INSTRUCTIONS FOR THE TASK
Without the pictures, set down every record below exactly as it reads.

** Opening DATA UNDER STUDY block **

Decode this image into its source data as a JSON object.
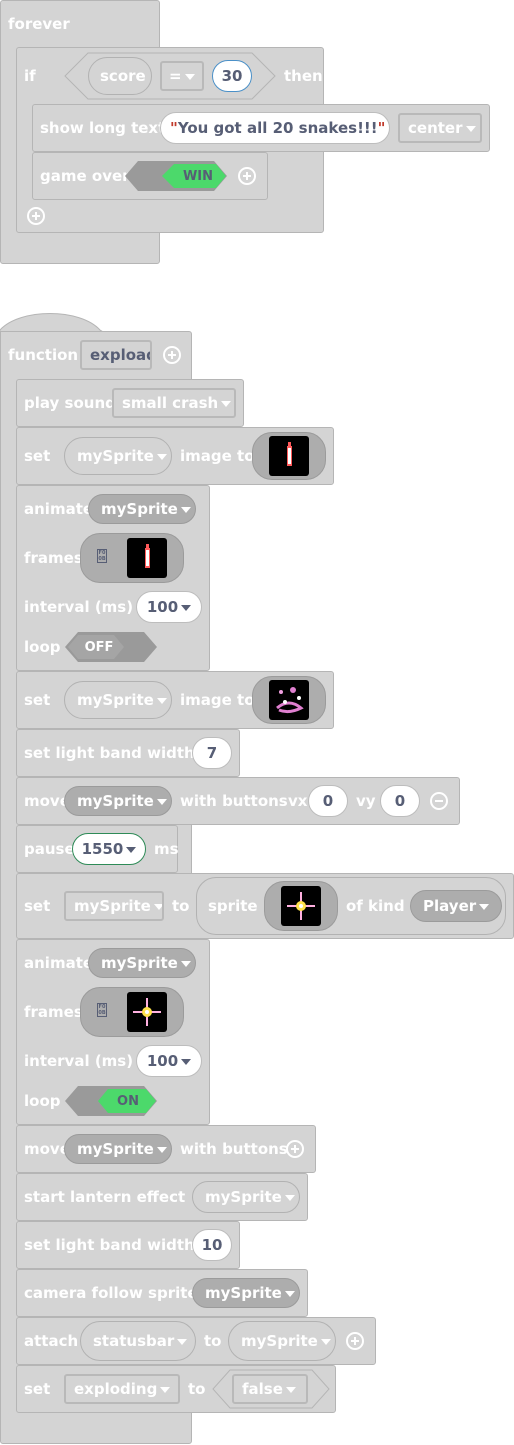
{
  "forever_script": {
    "hat_label": "forever",
    "if_label": "if",
    "score_var": "score",
    "operator": "=",
    "compare_value": "30",
    "then_label": "then",
    "show_long_text_label": "show long text",
    "long_text": "You got all 20 snakes!!!",
    "text_position": "center",
    "game_over_label": "game over",
    "win_toggle": "WIN"
  },
  "function_script": {
    "function_label": "function",
    "function_name": "expload",
    "play_sound_label": "play sound",
    "sound_name": "small crash",
    "set_label": "set",
    "sprite_var": "mySprite",
    "image_to_label": "image to",
    "animate_label": "animate",
    "frames_label": "frames",
    "interval_label": "interval (ms)",
    "loop_label": "loop",
    "interval_1": "100",
    "loop_1": "OFF",
    "set_light_band_label": "set light band width",
    "light_band_1": "7",
    "move_label": "move",
    "with_buttons_label": "with buttons",
    "vx_label": "vx",
    "vy_label": "vy",
    "vx_value": "0",
    "vy_value": "0",
    "pause_label": "pause",
    "pause_value": "1550",
    "ms_label": "ms",
    "to_label": "to",
    "sprite_label": "sprite",
    "of_kind_label": "of kind",
    "kind_value": "Player",
    "interval_2": "100",
    "loop_2": "ON",
    "start_lantern_label": "start lantern effect",
    "light_band_2": "10",
    "camera_follow_label": "camera follow sprite",
    "attach_label": "attach",
    "statusbar_var": "statusbar",
    "exploding_var": "exploding",
    "bool_value": "false",
    "frames_glyph": "F0 0B"
  },
  "colors": {
    "block": "#d4d4d4",
    "dark_slot": "#adadad",
    "toggle_on": "#4cd96b",
    "value_text": "#575e75"
  }
}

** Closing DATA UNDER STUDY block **

TASK RESPONSE
Decode this image into its source data as a JSON object.
{
  "forever_script": {
    "hat_label": "forever",
    "if_label": "if",
    "score_var": "score",
    "operator": "=",
    "compare_value": "30",
    "then_label": "then",
    "show_long_text_label": "show long text",
    "long_text": "You got all 20 snakes!!!",
    "text_position": "center",
    "game_over_label": "game over",
    "win_toggle": "WIN"
  },
  "function_script": {
    "function_label": "function",
    "function_name": "expload",
    "play_sound_label": "play sound",
    "sound_name": "small crash",
    "set_label": "set",
    "sprite_var": "mySprite",
    "image_to_label": "image to",
    "animate_label": "animate",
    "frames_label": "frames",
    "interval_label": "interval (ms)",
    "loop_label": "loop",
    "interval_1": "100",
    "loop_1": "OFF",
    "set_light_band_label": "set light band width",
    "light_band_1": "7",
    "move_label": "move",
    "with_buttons_label": "with buttons",
    "vx_label": "vx",
    "vy_label": "vy",
    "vx_value": "0",
    "vy_value": "0",
    "pause_label": "pause",
    "pause_value": "1550",
    "ms_label": "ms",
    "to_label": "to",
    "sprite_label": "sprite",
    "of_kind_label": "of kind",
    "kind_value": "Player",
    "interval_2": "100",
    "loop_2": "ON",
    "start_lantern_label": "start lantern effect",
    "light_band_2": "10",
    "camera_follow_label": "camera follow sprite",
    "attach_label": "attach",
    "statusbar_var": "statusbar",
    "exploding_var": "exploding",
    "bool_value": "false",
    "frames_glyph": "F0 0B"
  },
  "colors": {
    "block": "#d4d4d4",
    "dark_slot": "#adadad",
    "toggle_on": "#4cd96b",
    "value_text": "#575e75"
  }
}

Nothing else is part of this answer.